Your task is to give the number of lines below that contain "toggler". Give no other text.
=== Listed entries ===
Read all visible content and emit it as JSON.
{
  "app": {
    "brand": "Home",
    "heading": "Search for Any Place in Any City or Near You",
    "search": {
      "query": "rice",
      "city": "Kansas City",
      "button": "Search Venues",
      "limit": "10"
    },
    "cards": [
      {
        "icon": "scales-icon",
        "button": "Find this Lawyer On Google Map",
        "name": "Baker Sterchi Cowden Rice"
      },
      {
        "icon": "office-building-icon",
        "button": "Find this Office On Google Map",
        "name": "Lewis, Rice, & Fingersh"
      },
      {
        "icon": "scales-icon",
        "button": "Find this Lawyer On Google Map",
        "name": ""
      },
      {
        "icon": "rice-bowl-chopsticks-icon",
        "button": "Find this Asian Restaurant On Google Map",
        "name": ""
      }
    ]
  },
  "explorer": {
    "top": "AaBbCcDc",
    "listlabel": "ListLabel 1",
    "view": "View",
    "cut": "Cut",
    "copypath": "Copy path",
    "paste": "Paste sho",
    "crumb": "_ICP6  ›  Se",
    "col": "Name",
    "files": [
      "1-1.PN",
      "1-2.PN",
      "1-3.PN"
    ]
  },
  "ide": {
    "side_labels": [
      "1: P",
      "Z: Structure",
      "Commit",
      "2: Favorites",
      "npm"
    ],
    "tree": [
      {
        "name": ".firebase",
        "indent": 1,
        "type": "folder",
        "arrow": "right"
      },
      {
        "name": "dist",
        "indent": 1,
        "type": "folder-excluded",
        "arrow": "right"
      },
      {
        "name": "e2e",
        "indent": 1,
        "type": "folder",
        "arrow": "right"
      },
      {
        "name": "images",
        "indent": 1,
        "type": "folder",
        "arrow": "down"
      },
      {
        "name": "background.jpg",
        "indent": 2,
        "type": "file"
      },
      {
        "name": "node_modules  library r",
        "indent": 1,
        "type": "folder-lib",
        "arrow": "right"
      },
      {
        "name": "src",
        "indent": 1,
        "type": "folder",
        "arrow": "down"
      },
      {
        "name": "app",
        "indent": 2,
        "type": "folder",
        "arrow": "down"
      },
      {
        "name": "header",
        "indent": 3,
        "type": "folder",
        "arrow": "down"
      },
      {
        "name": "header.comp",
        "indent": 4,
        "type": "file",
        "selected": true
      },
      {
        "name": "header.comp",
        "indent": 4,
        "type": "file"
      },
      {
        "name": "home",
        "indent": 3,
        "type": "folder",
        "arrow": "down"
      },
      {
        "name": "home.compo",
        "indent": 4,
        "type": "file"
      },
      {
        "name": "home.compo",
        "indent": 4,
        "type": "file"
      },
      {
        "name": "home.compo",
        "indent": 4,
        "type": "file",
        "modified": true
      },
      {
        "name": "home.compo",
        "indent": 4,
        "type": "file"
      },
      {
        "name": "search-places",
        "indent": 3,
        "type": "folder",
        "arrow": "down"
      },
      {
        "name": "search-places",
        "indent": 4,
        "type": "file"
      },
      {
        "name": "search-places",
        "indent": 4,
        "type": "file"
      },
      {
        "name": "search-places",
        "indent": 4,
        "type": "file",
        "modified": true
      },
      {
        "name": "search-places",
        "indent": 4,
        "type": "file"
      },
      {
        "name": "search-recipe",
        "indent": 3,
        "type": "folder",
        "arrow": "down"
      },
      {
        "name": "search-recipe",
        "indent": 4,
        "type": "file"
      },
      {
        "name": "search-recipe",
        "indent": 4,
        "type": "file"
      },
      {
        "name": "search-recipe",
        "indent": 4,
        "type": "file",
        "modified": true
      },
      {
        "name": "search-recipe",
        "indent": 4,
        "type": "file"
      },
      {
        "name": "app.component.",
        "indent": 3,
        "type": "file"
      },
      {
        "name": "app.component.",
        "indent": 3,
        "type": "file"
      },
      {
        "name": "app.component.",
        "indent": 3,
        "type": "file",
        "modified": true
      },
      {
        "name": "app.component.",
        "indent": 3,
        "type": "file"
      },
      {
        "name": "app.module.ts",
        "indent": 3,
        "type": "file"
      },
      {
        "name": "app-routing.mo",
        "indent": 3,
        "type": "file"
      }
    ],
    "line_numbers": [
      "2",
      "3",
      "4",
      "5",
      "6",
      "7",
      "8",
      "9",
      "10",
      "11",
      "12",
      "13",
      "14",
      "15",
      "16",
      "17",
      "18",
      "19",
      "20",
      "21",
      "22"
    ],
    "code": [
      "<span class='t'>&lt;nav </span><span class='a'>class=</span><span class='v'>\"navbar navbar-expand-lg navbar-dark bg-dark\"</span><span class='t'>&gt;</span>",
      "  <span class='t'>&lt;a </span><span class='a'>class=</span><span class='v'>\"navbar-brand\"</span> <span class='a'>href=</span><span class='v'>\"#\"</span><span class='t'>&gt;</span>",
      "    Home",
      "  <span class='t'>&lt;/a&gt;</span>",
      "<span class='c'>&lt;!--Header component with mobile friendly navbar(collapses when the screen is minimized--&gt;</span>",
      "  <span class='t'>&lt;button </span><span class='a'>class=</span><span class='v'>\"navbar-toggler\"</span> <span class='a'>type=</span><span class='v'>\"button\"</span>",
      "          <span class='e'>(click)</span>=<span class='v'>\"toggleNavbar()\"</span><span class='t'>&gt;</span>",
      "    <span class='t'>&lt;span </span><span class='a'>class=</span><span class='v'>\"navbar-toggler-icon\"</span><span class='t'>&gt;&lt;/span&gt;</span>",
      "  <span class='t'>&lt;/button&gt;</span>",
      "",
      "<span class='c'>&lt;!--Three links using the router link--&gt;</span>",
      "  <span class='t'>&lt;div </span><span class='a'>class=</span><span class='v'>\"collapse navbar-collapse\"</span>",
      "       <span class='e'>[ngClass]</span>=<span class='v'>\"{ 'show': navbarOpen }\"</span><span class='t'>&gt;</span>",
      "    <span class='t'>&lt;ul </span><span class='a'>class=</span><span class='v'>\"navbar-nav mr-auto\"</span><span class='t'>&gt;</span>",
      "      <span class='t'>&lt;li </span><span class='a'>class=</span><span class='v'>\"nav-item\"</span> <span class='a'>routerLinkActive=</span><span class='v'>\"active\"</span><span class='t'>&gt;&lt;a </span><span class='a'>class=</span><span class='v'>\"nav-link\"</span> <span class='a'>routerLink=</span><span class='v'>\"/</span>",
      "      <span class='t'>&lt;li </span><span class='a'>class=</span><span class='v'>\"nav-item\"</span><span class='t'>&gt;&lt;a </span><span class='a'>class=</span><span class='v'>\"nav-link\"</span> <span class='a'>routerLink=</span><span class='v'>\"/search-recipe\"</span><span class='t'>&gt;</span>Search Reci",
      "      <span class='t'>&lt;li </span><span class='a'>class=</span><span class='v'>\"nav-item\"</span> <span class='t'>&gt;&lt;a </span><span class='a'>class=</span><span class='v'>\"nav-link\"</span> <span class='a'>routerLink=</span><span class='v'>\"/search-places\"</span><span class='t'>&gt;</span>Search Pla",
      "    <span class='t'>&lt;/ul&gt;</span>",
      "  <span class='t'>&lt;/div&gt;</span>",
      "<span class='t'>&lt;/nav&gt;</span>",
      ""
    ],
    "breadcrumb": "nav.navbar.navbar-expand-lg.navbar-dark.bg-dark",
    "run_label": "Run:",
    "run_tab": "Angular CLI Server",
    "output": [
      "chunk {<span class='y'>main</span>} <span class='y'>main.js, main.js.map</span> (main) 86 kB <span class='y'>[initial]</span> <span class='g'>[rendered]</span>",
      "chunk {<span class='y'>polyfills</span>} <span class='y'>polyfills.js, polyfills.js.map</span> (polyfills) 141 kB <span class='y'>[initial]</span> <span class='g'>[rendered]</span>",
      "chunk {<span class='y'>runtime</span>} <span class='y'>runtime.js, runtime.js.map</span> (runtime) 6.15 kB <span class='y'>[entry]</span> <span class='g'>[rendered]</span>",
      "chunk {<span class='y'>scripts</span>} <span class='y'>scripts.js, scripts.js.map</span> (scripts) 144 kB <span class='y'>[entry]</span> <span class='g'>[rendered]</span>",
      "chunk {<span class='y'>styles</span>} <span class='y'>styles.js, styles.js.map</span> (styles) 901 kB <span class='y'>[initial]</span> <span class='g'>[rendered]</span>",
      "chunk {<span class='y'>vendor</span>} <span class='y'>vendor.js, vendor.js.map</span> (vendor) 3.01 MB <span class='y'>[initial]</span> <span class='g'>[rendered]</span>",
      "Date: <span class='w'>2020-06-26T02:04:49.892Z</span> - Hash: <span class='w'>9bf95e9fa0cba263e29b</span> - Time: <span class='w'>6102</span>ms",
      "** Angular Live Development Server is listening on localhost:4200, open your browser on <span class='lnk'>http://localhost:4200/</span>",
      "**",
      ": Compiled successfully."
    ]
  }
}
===
• **Response**:
2